Output the entries underneath exactly as they are.
Provided data START
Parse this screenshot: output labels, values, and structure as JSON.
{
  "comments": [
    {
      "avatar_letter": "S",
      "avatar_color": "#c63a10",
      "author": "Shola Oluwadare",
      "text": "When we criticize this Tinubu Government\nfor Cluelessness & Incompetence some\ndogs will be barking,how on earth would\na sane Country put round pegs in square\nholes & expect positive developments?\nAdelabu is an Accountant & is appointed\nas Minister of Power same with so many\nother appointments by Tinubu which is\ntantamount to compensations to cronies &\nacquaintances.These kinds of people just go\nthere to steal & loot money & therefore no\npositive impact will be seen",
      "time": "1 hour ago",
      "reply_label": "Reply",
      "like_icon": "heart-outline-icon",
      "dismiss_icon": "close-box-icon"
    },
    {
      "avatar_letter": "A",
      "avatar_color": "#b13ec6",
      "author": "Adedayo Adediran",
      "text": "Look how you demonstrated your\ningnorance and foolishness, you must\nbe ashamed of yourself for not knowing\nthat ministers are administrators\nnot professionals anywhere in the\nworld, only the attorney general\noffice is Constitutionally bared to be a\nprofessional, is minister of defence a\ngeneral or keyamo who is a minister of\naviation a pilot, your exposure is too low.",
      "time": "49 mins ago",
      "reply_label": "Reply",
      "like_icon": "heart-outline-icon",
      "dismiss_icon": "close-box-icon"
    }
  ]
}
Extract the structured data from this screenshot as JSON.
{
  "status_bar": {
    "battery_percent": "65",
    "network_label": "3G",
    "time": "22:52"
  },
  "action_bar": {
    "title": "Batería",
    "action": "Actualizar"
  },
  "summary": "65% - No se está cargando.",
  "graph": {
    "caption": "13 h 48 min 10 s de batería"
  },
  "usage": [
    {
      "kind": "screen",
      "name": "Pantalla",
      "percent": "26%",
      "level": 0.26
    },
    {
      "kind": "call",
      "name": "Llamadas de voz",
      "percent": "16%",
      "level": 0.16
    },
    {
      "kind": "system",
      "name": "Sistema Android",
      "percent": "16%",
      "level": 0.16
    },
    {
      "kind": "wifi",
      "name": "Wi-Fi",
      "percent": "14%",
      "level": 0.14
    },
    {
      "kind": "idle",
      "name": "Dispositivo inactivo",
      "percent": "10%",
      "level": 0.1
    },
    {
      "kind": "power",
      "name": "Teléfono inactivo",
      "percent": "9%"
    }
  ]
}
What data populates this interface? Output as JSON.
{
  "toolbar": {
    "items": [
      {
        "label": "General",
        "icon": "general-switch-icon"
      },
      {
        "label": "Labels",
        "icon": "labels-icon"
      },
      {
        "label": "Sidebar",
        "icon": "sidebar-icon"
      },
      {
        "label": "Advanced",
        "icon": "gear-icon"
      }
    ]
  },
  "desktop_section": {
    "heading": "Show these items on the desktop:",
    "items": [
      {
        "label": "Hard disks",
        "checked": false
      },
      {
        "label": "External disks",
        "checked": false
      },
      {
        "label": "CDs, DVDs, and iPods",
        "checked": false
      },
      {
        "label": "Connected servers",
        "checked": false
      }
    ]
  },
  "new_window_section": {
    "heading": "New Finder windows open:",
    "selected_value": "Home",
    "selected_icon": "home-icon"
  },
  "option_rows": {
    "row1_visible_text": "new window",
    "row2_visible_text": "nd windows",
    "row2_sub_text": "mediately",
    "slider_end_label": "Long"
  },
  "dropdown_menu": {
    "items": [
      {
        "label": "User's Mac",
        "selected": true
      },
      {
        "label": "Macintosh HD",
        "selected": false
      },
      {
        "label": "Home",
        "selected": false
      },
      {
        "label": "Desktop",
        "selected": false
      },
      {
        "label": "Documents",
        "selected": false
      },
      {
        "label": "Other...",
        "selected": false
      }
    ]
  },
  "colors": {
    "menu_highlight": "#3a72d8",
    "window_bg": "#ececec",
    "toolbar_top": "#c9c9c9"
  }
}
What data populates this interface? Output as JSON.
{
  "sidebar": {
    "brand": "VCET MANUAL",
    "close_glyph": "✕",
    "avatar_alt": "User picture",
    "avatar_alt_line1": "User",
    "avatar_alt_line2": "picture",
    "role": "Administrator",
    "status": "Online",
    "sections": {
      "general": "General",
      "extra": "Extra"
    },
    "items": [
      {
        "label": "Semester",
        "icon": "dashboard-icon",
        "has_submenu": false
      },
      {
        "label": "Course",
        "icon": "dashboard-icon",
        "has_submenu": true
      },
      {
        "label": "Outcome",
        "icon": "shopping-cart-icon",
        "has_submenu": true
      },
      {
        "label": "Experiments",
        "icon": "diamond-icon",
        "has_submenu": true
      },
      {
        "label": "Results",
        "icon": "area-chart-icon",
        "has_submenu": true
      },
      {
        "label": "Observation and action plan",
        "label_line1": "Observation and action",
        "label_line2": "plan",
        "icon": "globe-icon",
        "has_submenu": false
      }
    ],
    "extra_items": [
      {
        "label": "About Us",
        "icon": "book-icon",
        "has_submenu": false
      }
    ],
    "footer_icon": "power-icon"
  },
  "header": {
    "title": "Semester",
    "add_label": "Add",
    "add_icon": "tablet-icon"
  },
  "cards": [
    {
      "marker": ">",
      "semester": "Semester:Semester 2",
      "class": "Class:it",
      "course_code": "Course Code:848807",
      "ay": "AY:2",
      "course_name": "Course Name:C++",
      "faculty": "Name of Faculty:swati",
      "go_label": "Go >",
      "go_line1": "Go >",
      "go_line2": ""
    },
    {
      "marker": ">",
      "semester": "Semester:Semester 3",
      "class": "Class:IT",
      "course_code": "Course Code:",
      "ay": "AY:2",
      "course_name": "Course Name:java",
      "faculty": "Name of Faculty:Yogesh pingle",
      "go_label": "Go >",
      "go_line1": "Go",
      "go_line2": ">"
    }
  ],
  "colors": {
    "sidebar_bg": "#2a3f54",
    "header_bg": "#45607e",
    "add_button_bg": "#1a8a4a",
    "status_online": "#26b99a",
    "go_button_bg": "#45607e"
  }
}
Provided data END
▶ _Task response_
Parse this screenshot: output labels, values, and structure as JSON.
{
  "comments": [
    {
      "avatar_letter": "S",
      "avatar_color": "#c63a10",
      "author": "Shola Oluwadare",
      "text": "When we criticize this Tinubu Government\nfor Cluelessness & Incompetence some\ndogs will be barking,how on earth would\na sane Country put round pegs in square\nholes & expect positive developments?\nAdelabu is an Accountant & is appointed\nas Minister of Power same with so many\nother appointments by Tinubu which is\ntantamount to compensations to cronies &\nacquaintances.These kinds of people just go\nthere to steal & loot money & therefore no\npositive impact will be seen",
      "time": "1 hour ago",
      "reply_label": "Reply",
      "like_icon": "heart-outline-icon",
      "dismiss_icon": "close-box-icon"
    },
    {
      "avatar_letter": "A",
      "avatar_color": "#b13ec6",
      "author": "Adedayo Adediran",
      "text": "Look how you demonstrated your\ningnorance and foolishness, you must\nbe ashamed of yourself for not knowing\nthat ministers are administrators\nnot professionals anywhere in the\nworld, only the attorney general\noffice is Constitutionally bared to be a\nprofessional, is minister of defence a\ngeneral or keyamo who is a minister of\naviation a pilot, your exposure is too low.",
      "time": "49 mins ago",
      "reply_label": "Reply",
      "like_icon": "heart-outline-icon",
      "dismiss_icon": "close-box-icon"
    }
  ]
}
Extract the structured data from this screenshot as JSON.
{
  "status_bar": {
    "battery_percent": "65",
    "network_label": "3G",
    "time": "22:52"
  },
  "action_bar": {
    "title": "Batería",
    "action": "Actualizar"
  },
  "summary": "65% - No se está cargando.",
  "graph": {
    "caption": "13 h 48 min 10 s de batería"
  },
  "usage": [
    {
      "kind": "screen",
      "name": "Pantalla",
      "percent": "26%",
      "level": 0.26
    },
    {
      "kind": "call",
      "name": "Llamadas de voz",
      "percent": "16%",
      "level": 0.16
    },
    {
      "kind": "system",
      "name": "Sistema Android",
      "percent": "16%",
      "level": 0.16
    },
    {
      "kind": "wifi",
      "name": "Wi-Fi",
      "percent": "14%",
      "level": 0.14
    },
    {
      "kind": "idle",
      "name": "Dispositivo inactivo",
      "percent": "10%",
      "level": 0.1
    },
    {
      "kind": "power",
      "name": "Teléfono inactivo",
      "percent": "9%"
    }
  ]
}
What data populates this interface? Output as JSON.
{
  "toolbar": {
    "items": [
      {
        "label": "General",
        "icon": "general-switch-icon"
      },
      {
        "label": "Labels",
        "icon": "labels-icon"
      },
      {
        "label": "Sidebar",
        "icon": "sidebar-icon"
      },
      {
        "label": "Advanced",
        "icon": "gear-icon"
      }
    ]
  },
  "desktop_section": {
    "heading": "Show these items on the desktop:",
    "items": [
      {
        "label": "Hard disks",
        "checked": false
      },
      {
        "label": "External disks",
        "checked": false
      },
      {
        "label": "CDs, DVDs, and iPods",
        "checked": false
      },
      {
        "label": "Connected servers",
        "checked": false
      }
    ]
  },
  "new_window_section": {
    "heading": "New Finder windows open:",
    "selected_value": "Home",
    "selected_icon": "home-icon"
  },
  "option_rows": {
    "row1_visible_text": "new window",
    "row2_visible_text": "nd windows",
    "row2_sub_text": "mediately",
    "slider_end_label": "Long"
  },
  "dropdown_menu": {
    "items": [
      {
        "label": "User's Mac",
        "selected": true
      },
      {
        "label": "Macintosh HD",
        "selected": false
      },
      {
        "label": "Home",
        "selected": false
      },
      {
        "label": "Desktop",
        "selected": false
      },
      {
        "label": "Documents",
        "selected": false
      },
      {
        "label": "Other...",
        "selected": false
      }
    ]
  },
  "colors": {
    "menu_highlight": "#3a72d8",
    "window_bg": "#ececec",
    "toolbar_top": "#c9c9c9"
  }
}
What data populates this interface? Output as JSON.
{
  "sidebar": {
    "brand": "VCET MANUAL",
    "close_glyph": "✕",
    "avatar_alt": "User picture",
    "avatar_alt_line1": "User",
    "avatar_alt_line2": "picture",
    "role": "Administrator",
    "status": "Online",
    "sections": {
      "general": "General",
      "extra": "Extra"
    },
    "items": [
      {
        "label": "Semester",
        "icon": "dashboard-icon",
        "has_submenu": false
      },
      {
        "label": "Course",
        "icon": "dashboard-icon",
        "has_submenu": true
      },
      {
        "label": "Outcome",
        "icon": "shopping-cart-icon",
        "has_submenu": true
      },
      {
        "label": "Experiments",
        "icon": "diamond-icon",
        "has_submenu": true
      },
      {
        "label": "Results",
        "icon": "area-chart-icon",
        "has_submenu": true
      },
      {
        "label": "Observation and action plan",
        "label_line1": "Observation and action",
        "label_line2": "plan",
        "icon": "globe-icon",
        "has_submenu": false
      }
    ],
    "extra_items": [
      {
        "label": "About Us",
        "icon": "book-icon",
        "has_submenu": false
      }
    ],
    "footer_icon": "power-icon"
  },
  "header": {
    "title": "Semester",
    "add_label": "Add",
    "add_icon": "tablet-icon"
  },
  "cards": [
    {
      "marker": ">",
      "semester": "Semester:Semester 2",
      "class": "Class:it",
      "course_code": "Course Code:848807",
      "ay": "AY:2",
      "course_name": "Course Name:C++",
      "faculty": "Name of Faculty:swati",
      "go_label": "Go >",
      "go_line1": "Go >",
      "go_line2": ""
    },
    {
      "marker": ">",
      "semester": "Semester:Semester 3",
      "class": "Class:IT",
      "course_code": "Course Code:",
      "ay": "AY:2",
      "course_name": "Course Name:java",
      "faculty": "Name of Faculty:Yogesh pingle",
      "go_label": "Go >",
      "go_line1": "Go",
      "go_line2": ">"
    }
  ],
  "colors": {
    "sidebar_bg": "#2a3f54",
    "header_bg": "#45607e",
    "add_button_bg": "#1a8a4a",
    "status_online": "#26b99a",
    "go_button_bg": "#45607e"
  }
}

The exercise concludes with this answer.